Caroline Herschel only stood at 4-feet and 3-inches but her contributions to cosmological science were immense, which is why she is being honoured with a Google Doodle on her 266th birthday. The doodle shows Herschel grinning as she looks into the night sky through a telescope while shooting stars pass by overhead.
Herschel was born in 1750, the eighth child in a rural German family with a knack for music. She suffered from a bout of typhus at the age of 10, which stunted her growth and led her mother to believe that she was destined for a life of spinsterhood.
Herschel's career started out in music but following her father's death, she moved to Bath in England aged 22 to join her brother, William, who was pursuing a career as an organist. The pair shared a passion for astronomy and William discovered Uranus in 1781, for which he received a knighthood and went on to become King George III's official astronomer the following year.
Caroline Herschel worked as her brother's assistant, but she experienced a major breakthrough of her own in 1786 when she became the first woman to discover a comet. In 1787 she was given a £50 (the equivalent to about £5,700 today) salary by the monarch for her work as William's assistant, making her the first female professional astronomer enlisted by Britain's monarchy.
Describing his aunt's love for the night sky in his diary in 1823, John Herschel wrote: "She runs about the town with me and skips up her two flights of stairs. In the morning, till 11 or 12, she is dull and weary, but as the day advances she gains life, and is quite 'fresh and funny' at 10pm and sings old rhymes, nay, even dances."

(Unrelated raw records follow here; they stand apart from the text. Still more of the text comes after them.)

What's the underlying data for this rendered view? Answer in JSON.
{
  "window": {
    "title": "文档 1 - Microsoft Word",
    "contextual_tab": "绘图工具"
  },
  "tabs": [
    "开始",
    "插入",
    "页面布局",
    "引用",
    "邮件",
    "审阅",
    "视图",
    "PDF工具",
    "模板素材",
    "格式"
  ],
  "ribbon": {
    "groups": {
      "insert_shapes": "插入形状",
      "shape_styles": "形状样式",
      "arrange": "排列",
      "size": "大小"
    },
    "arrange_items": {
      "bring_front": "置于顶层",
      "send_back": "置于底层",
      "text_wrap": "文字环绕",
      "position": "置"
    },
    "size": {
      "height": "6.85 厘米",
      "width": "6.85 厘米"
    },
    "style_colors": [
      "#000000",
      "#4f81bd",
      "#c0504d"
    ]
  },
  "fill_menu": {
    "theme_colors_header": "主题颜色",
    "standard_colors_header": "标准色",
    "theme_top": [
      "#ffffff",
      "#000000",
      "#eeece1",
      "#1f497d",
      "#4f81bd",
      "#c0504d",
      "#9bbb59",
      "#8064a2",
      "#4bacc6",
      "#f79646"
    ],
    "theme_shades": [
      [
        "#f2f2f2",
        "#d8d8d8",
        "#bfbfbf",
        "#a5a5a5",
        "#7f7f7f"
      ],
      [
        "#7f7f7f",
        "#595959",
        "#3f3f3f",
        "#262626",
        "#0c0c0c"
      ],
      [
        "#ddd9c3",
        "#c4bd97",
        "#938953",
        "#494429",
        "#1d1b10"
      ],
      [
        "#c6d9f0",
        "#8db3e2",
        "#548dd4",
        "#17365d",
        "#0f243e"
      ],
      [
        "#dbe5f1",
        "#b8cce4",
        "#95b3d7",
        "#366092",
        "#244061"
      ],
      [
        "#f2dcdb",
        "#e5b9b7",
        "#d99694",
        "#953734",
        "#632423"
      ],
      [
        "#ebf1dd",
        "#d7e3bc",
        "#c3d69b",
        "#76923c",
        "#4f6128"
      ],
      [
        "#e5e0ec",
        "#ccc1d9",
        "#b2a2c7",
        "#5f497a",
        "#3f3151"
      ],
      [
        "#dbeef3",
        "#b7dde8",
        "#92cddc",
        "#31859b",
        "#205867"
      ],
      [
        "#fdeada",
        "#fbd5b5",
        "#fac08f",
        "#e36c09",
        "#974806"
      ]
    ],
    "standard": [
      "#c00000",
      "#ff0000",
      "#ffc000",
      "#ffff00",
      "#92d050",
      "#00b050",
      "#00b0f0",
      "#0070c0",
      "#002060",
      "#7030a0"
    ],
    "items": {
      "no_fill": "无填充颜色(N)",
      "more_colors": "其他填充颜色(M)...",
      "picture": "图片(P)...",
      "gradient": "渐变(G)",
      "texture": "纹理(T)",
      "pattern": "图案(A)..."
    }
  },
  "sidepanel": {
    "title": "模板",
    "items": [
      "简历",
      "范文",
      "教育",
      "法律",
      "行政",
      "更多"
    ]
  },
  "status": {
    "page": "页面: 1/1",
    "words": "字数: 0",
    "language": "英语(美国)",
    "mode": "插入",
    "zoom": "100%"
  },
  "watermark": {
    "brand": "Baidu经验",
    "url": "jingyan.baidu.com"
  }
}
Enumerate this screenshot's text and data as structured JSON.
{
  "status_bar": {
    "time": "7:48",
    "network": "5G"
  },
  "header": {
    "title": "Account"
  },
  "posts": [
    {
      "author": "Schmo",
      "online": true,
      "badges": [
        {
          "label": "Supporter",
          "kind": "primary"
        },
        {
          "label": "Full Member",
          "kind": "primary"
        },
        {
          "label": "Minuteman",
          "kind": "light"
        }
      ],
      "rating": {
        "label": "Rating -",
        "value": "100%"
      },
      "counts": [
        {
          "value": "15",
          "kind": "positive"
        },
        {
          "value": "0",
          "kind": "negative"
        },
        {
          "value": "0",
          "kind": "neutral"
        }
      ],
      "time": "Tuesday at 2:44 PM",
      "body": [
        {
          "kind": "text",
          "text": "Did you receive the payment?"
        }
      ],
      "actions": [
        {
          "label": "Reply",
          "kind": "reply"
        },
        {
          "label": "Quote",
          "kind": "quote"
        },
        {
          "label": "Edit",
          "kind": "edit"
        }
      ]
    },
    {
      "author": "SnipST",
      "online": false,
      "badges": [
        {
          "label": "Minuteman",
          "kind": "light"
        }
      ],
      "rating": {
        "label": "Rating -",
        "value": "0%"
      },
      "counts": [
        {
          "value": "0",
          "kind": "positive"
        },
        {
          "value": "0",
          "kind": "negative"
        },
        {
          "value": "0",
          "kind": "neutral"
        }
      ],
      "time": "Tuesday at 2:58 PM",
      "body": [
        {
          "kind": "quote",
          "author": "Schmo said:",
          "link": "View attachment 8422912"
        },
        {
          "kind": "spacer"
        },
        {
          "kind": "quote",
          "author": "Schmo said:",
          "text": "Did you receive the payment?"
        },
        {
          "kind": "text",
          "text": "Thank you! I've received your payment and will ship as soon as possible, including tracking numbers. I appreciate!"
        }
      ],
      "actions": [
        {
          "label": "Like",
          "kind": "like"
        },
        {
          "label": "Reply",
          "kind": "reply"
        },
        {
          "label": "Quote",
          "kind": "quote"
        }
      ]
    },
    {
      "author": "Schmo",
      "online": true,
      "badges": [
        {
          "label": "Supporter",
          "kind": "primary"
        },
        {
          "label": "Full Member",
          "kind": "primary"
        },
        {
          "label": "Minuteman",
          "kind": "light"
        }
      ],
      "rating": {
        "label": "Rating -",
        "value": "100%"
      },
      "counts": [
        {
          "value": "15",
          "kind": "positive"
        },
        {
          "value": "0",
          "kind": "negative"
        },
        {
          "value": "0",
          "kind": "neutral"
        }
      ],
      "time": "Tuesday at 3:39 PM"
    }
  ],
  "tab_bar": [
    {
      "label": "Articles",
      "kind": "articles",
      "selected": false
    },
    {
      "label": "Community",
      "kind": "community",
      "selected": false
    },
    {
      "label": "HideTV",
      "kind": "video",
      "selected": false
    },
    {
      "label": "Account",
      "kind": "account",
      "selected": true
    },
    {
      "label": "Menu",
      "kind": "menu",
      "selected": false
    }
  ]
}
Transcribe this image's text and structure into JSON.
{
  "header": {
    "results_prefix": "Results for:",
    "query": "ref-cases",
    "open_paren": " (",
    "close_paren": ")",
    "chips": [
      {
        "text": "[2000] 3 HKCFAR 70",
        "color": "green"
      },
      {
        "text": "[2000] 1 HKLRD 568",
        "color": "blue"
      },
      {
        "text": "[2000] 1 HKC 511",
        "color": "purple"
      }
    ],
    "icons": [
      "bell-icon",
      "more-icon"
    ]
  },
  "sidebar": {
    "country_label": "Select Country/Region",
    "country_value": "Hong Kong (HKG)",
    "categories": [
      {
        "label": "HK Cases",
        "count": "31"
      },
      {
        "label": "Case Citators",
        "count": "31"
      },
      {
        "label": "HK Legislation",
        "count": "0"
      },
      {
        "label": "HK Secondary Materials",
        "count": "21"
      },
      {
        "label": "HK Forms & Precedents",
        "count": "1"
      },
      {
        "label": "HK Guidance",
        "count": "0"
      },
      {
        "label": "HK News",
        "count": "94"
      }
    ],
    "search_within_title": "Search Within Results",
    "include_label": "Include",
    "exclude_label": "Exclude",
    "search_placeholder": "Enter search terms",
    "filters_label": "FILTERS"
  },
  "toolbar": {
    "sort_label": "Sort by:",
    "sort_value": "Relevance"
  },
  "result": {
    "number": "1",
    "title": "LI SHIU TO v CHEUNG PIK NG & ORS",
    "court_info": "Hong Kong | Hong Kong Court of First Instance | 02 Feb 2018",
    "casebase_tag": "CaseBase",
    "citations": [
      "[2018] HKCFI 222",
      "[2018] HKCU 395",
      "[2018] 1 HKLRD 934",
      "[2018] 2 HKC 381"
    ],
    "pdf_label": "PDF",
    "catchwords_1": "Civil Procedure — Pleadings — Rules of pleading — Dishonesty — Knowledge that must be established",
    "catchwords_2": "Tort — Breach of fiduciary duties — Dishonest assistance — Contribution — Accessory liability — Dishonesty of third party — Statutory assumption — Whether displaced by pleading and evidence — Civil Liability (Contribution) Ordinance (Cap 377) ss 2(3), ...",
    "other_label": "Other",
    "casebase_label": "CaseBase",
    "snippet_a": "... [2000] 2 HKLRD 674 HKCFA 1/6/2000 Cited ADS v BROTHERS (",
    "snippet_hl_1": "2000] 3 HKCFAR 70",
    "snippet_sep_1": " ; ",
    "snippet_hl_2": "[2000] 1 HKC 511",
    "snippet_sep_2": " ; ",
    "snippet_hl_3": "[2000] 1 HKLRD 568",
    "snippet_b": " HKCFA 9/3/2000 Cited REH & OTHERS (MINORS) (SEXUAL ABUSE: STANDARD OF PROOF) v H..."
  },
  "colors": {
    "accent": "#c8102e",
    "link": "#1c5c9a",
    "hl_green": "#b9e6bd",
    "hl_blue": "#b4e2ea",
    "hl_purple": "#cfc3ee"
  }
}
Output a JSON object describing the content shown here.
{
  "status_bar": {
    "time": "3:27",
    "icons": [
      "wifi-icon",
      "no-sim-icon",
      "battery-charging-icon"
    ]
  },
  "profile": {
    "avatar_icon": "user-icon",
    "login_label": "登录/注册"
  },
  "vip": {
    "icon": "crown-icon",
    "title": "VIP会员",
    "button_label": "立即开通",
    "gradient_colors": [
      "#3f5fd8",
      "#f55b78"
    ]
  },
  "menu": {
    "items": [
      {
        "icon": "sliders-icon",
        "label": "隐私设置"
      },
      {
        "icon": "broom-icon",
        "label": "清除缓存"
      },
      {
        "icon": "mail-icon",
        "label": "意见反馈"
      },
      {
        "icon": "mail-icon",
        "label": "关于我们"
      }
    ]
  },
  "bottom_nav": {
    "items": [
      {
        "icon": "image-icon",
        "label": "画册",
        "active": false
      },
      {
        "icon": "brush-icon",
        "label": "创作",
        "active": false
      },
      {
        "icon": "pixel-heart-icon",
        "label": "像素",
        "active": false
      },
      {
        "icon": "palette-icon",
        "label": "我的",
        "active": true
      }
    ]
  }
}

A keen observer of the universe, Herschel discovered eight comets, hundreds of stars and received gold medals from the Royal Astronomical society, the Astronomical society of London and the King of Prussia. She died in Hanover in 1848, aged 97.